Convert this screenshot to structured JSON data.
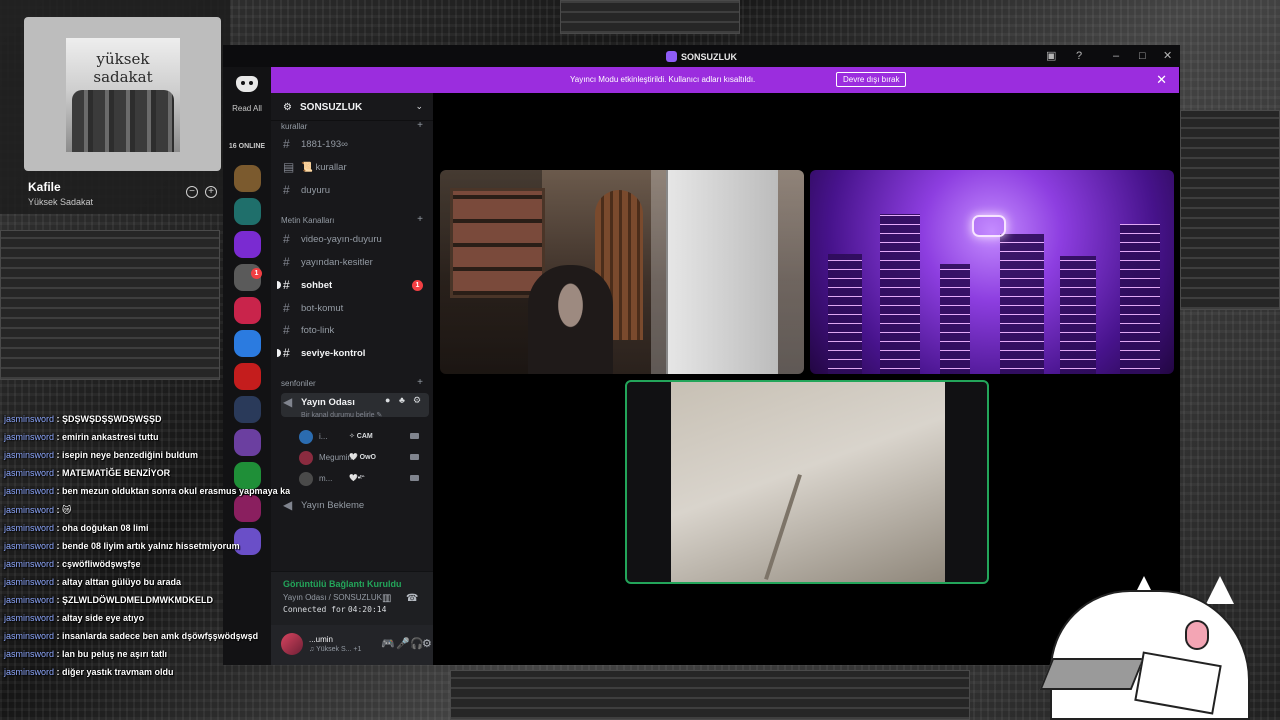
{
  "music": {
    "album_text": "yüksek sadakat",
    "track_title": "Kafile",
    "artist": "Yüksek Sadakat",
    "minus": "−",
    "plus": "+"
  },
  "window": {
    "title": "SONSUZLUK",
    "controls": [
      "▣",
      "?",
      "–",
      "□",
      "✕"
    ]
  },
  "banner": {
    "text": "Yayıncı Modu etkinleştirildi. Kullanıcı adları kısaltıldı.",
    "button_label": "Devre dışı bırak",
    "close": "✕"
  },
  "guilds": {
    "read_all": "Read All",
    "online": "16 ONLINE",
    "badge_1": "1",
    "icons": [
      "#7b5a2e",
      "#1f6f6b",
      "#7a2bd1",
      "#5a5a5a",
      "#c9244b",
      "#2b7be0",
      "#c41d1d",
      "#2a3a5a",
      "#6b3fa0",
      "#1f8f38",
      "#8a1f5f",
      "#6a4fc8"
    ]
  },
  "server": {
    "name": "SONSUZLUK",
    "logo": "⚙",
    "chevron": "⌄",
    "categories": {
      "rules": "kurallar",
      "text": "Metin Kanalları",
      "voice": "senfoniler"
    },
    "channels": {
      "c1881": "1881-193∞",
      "kurallar": "📜 kurallar",
      "duyuru": "duyuru",
      "video": "video-yayın-duyuru",
      "kesitler": "yayından-kesitler",
      "sohbet": "sohbet",
      "bot": "bot-komut",
      "foto": "foto-link",
      "seviye": "seviye-kontrol",
      "yayin_odasi": "Yayın Odası",
      "yayin_bekleme": "Yayın Bekleme"
    },
    "sohbet_badge": "1",
    "voice_status": "Bir kanal durumu belirle ✎",
    "voice_users": [
      {
        "name": "i...",
        "tag": "✧ CAM",
        "color": "#2b6cb0"
      },
      {
        "name": "Megumin",
        "tag": "🤍 OwO",
        "color": "#8a2b3f"
      },
      {
        "name": "m...",
        "tag": "🤍•ᵗᵔ",
        "color": "#4a4a4a"
      }
    ]
  },
  "rtc": {
    "status": "Görüntülü Bağlantı Kuruldu",
    "channel": "Yayın Odası / SONSUZLUK",
    "connected_label": "Connected for",
    "connected_time": "04:20:14",
    "buttons": [
      "▶",
      "🖥",
      "🎮",
      "✋"
    ]
  },
  "user": {
    "name": "...umin",
    "activity": "♫ Yüksek S... +1",
    "icons": [
      "🎮",
      "🎤",
      "🎧",
      "⚙"
    ]
  },
  "chat": [
    {
      "user": "jasminsword",
      "msg": "ŞDŞWŞDŞŞWDŞWŞŞD"
    },
    {
      "user": "jasminsword",
      "msg": "emirin ankastresi tuttu"
    },
    {
      "user": "jasminsword",
      "msg": "isepin neye benzediğini buldum"
    },
    {
      "user": "jasminsword",
      "msg": "MATEMATİĞE BENZİYOR"
    },
    {
      "user": "jasminsword",
      "msg": "ben mezun olduktan sonra okul erasmus yapmaya karar verdi"
    },
    {
      "user": "jasminsword",
      "msg": "😿"
    },
    {
      "user": "jasminsword",
      "msg": "oha doğukan 08 limi"
    },
    {
      "user": "jasminsword",
      "msg": "bende 08 liyim artık yalnız hissetmiyorum"
    },
    {
      "user": "jasminsword",
      "msg": "cşwöfliwödşwşfşe"
    },
    {
      "user": "jasminsword",
      "msg": "altay alttan gülüyo bu arada"
    },
    {
      "user": "jasminsword",
      "msg": "ŞZLWLDÖWLDMELDMWKMDKELD"
    },
    {
      "user": "jasminsword",
      "msg": "altay side eye atıyo"
    },
    {
      "user": "jasminsword",
      "msg": "insanlarda sadece ben amk dşöwfşşwödşwşd"
    },
    {
      "user": "jasminsword",
      "msg": "lan bu peluş ne aşırı tatlı"
    },
    {
      "user": "jasminsword",
      "msg": "diğer yastık travmam oldu"
    }
  ]
}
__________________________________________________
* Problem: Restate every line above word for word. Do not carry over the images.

* Exercise answer:
Convert this screenshot to structured JSON data.
{
  "music": {
    "album_text": "yüksek sadakat",
    "track_title": "Kafile",
    "artist": "Yüksek Sadakat",
    "minus": "−",
    "plus": "+"
  },
  "window": {
    "title": "SONSUZLUK",
    "controls": [
      "▣",
      "?",
      "–",
      "□",
      "✕"
    ]
  },
  "banner": {
    "text": "Yayıncı Modu etkinleştirildi. Kullanıcı adları kısaltıldı.",
    "button_label": "Devre dışı bırak",
    "close": "✕"
  },
  "guilds": {
    "read_all": "Read All",
    "online": "16 ONLINE",
    "badge_1": "1",
    "icons": [
      "#7b5a2e",
      "#1f6f6b",
      "#7a2bd1",
      "#5a5a5a",
      "#c9244b",
      "#2b7be0",
      "#c41d1d",
      "#2a3a5a",
      "#6b3fa0",
      "#1f8f38",
      "#8a1f5f",
      "#6a4fc8"
    ]
  },
  "server": {
    "name": "SONSUZLUK",
    "logo": "⚙",
    "chevron": "⌄",
    "categories": {
      "rules": "kurallar",
      "text": "Metin Kanalları",
      "voice": "senfoniler"
    },
    "channels": {
      "c1881": "1881-193∞",
      "kurallar": "📜 kurallar",
      "duyuru": "duyuru",
      "video": "video-yayın-duyuru",
      "kesitler": "yayından-kesitler",
      "sohbet": "sohbet",
      "bot": "bot-komut",
      "foto": "foto-link",
      "seviye": "seviye-kontrol",
      "yayin_odasi": "Yayın Odası",
      "yayin_bekleme": "Yayın Bekleme"
    },
    "sohbet_badge": "1",
    "voice_status": "Bir kanal durumu belirle ✎",
    "voice_users": [
      {
        "name": "i...",
        "tag": "✧ CAM",
        "color": "#2b6cb0"
      },
      {
        "name": "Megumin",
        "tag": "🤍 OwO",
        "color": "#8a2b3f"
      },
      {
        "name": "m...",
        "tag": "🤍•ᵗᵔ",
        "color": "#4a4a4a"
      }
    ]
  },
  "rtc": {
    "status": "Görüntülü Bağlantı Kuruldu",
    "channel": "Yayın Odası / SONSUZLUK",
    "connected_label": "Connected for",
    "connected_time": "04:20:14",
    "buttons": [
      "▶",
      "🖥",
      "🎮",
      "✋"
    ]
  },
  "user": {
    "name": "...umin",
    "activity": "♫ Yüksek S... +1",
    "icons": [
      "🎮",
      "🎤",
      "🎧",
      "⚙"
    ]
  },
  "chat": [
    {
      "user": "jasminsword",
      "msg": "ŞDŞWŞDŞŞWDŞWŞŞD"
    },
    {
      "user": "jasminsword",
      "msg": "emirin ankastresi tuttu"
    },
    {
      "user": "jasminsword",
      "msg": "isepin neye benzediğini buldum"
    },
    {
      "user": "jasminsword",
      "msg": "MATEMATİĞE BENZİYOR"
    },
    {
      "user": "jasminsword",
      "msg": "ben mezun olduktan sonra okul erasmus yapmaya karar verdi"
    },
    {
      "user": "jasminsword",
      "msg": "😿"
    },
    {
      "user": "jasminsword",
      "msg": "oha doğukan 08 limi"
    },
    {
      "user": "jasminsword",
      "msg": "bende 08 liyim artık yalnız hissetmiyorum"
    },
    {
      "user": "jasminsword",
      "msg": "cşwöfliwödşwşfşe"
    },
    {
      "user": "jasminsword",
      "msg": "altay alttan gülüyo bu arada"
    },
    {
      "user": "jasminsword",
      "msg": "ŞZLWLDÖWLDMELDMWKMDKELD"
    },
    {
      "user": "jasminsword",
      "msg": "altay side eye atıyo"
    },
    {
      "user": "jasminsword",
      "msg": "insanlarda sadece ben amk dşöwfşşwödşwşd"
    },
    {
      "user": "jasminsword",
      "msg": "lan bu peluş ne aşırı tatlı"
    },
    {
      "user": "jasminsword",
      "msg": "diğer yastık travmam oldu"
    }
  ]
}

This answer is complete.